___ DATA TO EXAMINE

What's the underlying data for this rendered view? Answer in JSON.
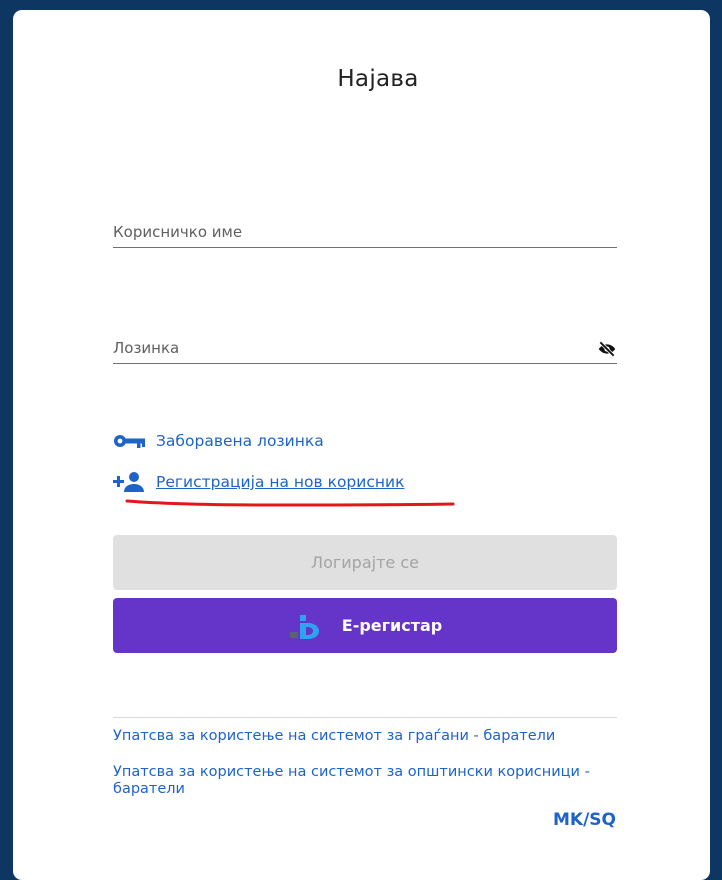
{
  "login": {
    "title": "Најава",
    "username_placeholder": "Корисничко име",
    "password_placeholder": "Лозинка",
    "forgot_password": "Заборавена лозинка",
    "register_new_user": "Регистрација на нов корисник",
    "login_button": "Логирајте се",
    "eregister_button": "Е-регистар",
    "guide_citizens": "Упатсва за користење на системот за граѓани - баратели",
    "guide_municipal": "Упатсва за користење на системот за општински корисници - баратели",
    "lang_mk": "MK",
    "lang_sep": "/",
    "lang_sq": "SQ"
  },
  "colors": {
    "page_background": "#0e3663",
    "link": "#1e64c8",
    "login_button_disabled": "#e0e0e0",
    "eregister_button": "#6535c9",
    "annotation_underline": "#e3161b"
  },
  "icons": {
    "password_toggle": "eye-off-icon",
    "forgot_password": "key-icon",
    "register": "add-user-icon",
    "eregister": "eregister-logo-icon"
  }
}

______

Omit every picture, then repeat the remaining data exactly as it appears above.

What's the underlying data for this rendered view? Answer in JSON.
{
  "login": {
    "title": "Најава",
    "username_placeholder": "Корисничко име",
    "password_placeholder": "Лозинка",
    "forgot_password": "Заборавена лозинка",
    "register_new_user": "Регистрација на нов корисник",
    "login_button": "Логирајте се",
    "eregister_button": "Е-регистар",
    "guide_citizens": "Упатсва за користење на системот за граѓани - баратели",
    "guide_municipal": "Упатсва за користење на системот за општински корисници - баратели",
    "lang_mk": "MK",
    "lang_sep": "/",
    "lang_sq": "SQ"
  },
  "colors": {
    "page_background": "#0e3663",
    "link": "#1e64c8",
    "login_button_disabled": "#e0e0e0",
    "eregister_button": "#6535c9",
    "annotation_underline": "#e3161b"
  },
  "icons": {
    "password_toggle": "eye-off-icon",
    "forgot_password": "key-icon",
    "register": "add-user-icon",
    "eregister": "eregister-logo-icon"
  }
}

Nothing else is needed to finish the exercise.